Work to be completed:
The string "label" may appear in lines of the data; report how many lines contain it, with no other output.

Data in this exercise:
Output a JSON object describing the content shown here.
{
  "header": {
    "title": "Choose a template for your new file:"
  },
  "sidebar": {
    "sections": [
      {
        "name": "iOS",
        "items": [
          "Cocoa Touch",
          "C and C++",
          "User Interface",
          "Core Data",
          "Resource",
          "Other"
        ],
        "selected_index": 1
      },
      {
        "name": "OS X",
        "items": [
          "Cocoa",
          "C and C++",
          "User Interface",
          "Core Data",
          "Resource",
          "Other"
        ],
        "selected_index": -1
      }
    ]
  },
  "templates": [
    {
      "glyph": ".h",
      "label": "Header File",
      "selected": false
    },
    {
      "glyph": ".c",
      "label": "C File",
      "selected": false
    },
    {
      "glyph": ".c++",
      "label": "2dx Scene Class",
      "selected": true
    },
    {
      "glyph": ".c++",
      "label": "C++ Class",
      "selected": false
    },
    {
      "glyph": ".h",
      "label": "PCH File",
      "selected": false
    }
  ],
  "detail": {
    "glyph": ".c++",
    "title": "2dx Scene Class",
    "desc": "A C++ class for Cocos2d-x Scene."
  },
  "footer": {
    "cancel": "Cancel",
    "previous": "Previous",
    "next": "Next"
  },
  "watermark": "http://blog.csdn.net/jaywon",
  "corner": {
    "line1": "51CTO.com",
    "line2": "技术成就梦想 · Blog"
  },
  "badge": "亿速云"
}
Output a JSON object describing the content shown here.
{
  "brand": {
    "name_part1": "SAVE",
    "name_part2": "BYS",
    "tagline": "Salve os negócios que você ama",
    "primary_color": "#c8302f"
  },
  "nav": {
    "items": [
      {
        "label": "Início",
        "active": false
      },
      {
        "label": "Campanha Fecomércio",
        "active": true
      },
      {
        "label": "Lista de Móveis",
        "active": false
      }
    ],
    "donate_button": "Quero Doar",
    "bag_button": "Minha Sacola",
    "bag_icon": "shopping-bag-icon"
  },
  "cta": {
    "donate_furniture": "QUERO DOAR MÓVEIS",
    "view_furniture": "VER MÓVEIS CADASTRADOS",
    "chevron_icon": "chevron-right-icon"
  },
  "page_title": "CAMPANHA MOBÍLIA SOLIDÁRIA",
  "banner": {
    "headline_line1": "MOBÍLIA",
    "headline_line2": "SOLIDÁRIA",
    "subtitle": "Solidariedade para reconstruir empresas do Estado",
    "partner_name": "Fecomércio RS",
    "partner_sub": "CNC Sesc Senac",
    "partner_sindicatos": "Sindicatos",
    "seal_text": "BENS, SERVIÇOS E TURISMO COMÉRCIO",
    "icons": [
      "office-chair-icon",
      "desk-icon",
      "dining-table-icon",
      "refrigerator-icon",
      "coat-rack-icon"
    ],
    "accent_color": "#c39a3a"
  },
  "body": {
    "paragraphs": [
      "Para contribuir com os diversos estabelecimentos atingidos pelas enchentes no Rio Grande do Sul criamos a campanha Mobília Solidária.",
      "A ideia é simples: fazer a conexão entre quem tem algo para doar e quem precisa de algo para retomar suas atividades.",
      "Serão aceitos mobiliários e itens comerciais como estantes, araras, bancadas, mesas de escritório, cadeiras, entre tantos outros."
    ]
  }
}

Answer for the task:
8